# Goal of the exercise
Pictures must not be copied, but every entry must be reproduced exactly.

━━ Entries supplied

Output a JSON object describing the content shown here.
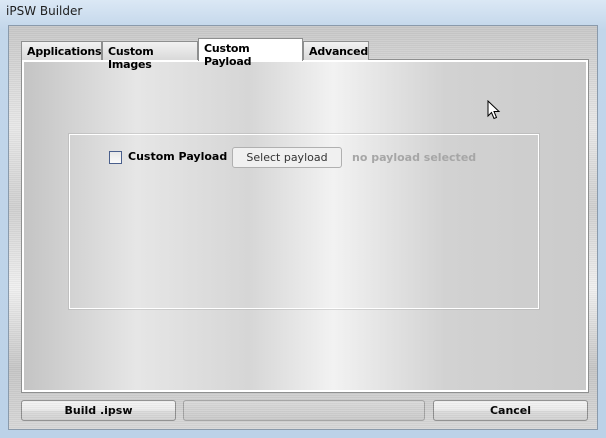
{
  "window": {
    "title": "iPSW Builder"
  },
  "tabs": [
    {
      "label": "Applications"
    },
    {
      "label": "Custom Images"
    },
    {
      "label": "Custom Payload",
      "active": true
    },
    {
      "label": "Advanced"
    }
  ],
  "payload": {
    "checkbox_label": "Custom Payload",
    "checked": false,
    "select_button": "Select payload",
    "status": "no payload selected"
  },
  "footer": {
    "build_label": "Build .ipsw",
    "cancel_label": "Cancel",
    "progress": 0
  }
}
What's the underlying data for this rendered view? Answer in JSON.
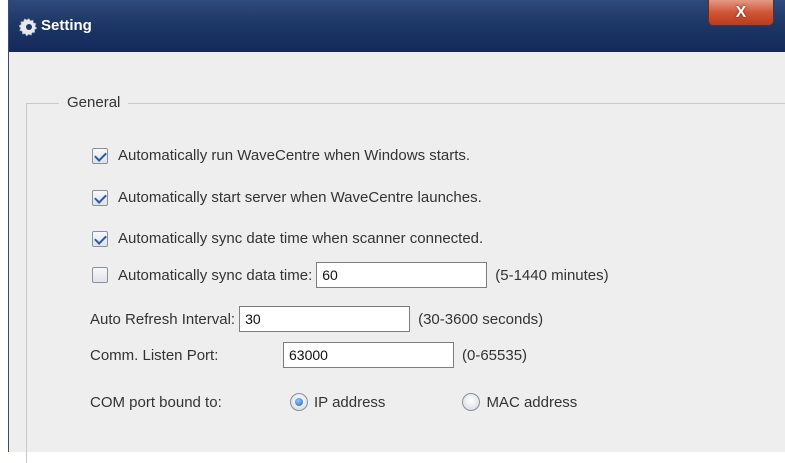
{
  "window": {
    "title": "Setting",
    "close_label": "X"
  },
  "general": {
    "legend": "General",
    "options": [
      {
        "label": "Automatically run WaveCentre when Windows starts.",
        "checked": true
      },
      {
        "label": "Automatically start server when WaveCentre launches.",
        "checked": true
      },
      {
        "label": "Automatically sync date time when scanner connected.",
        "checked": true
      }
    ],
    "sync": {
      "label": "Automatically sync data time:",
      "checked": false,
      "value": "60",
      "unit": "(5-1440 minutes)"
    },
    "refresh": {
      "label": "Auto Refresh Interval:",
      "value": "30",
      "unit": "(30-3600 seconds)"
    },
    "port": {
      "label": "Comm. Listen Port:",
      "value": "63000",
      "unit": "(0-65535)"
    },
    "com": {
      "label": "COM port bound to:",
      "options": [
        {
          "label": "IP address",
          "selected": true
        },
        {
          "label": "MAC address",
          "selected": false
        }
      ]
    }
  },
  "colors": {
    "titlebar": "#1d3766",
    "close_button": "#cf5636",
    "panel": "#eeeeef"
  }
}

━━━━

# Answer to the problem
Output a JSON object describing the content shown here.
{
  "window": {
    "title": "iPSW Builder"
  },
  "tabs": [
    {
      "label": "Applications"
    },
    {
      "label": "Custom Images"
    },
    {
      "label": "Custom Payload",
      "active": true
    },
    {
      "label": "Advanced"
    }
  ],
  "payload": {
    "checkbox_label": "Custom Payload",
    "checked": false,
    "select_button": "Select payload",
    "status": "no payload selected"
  },
  "footer": {
    "build_label": "Build .ipsw",
    "cancel_label": "Cancel",
    "progress": 0
  }
}
What's the underlying data for this rendered view? Answer in JSON.
{
  "window": {
    "title": "Setting",
    "close_label": "X"
  },
  "general": {
    "legend": "General",
    "options": [
      {
        "label": "Automatically run WaveCentre when Windows starts.",
        "checked": true
      },
      {
        "label": "Automatically start server when WaveCentre launches.",
        "checked": true
      },
      {
        "label": "Automatically sync date time when scanner connected.",
        "checked": true
      }
    ],
    "sync": {
      "label": "Automatically sync data time:",
      "checked": false,
      "value": "60",
      "unit": "(5-1440 minutes)"
    },
    "refresh": {
      "label": "Auto Refresh Interval:",
      "value": "30",
      "unit": "(30-3600 seconds)"
    },
    "port": {
      "label": "Comm. Listen Port:",
      "value": "63000",
      "unit": "(0-65535)"
    },
    "com": {
      "label": "COM port bound to:",
      "options": [
        {
          "label": "IP address",
          "selected": true
        },
        {
          "label": "MAC address",
          "selected": false
        }
      ]
    }
  },
  "colors": {
    "titlebar": "#1d3766",
    "close_button": "#cf5636",
    "panel": "#eeeeef"
  }
}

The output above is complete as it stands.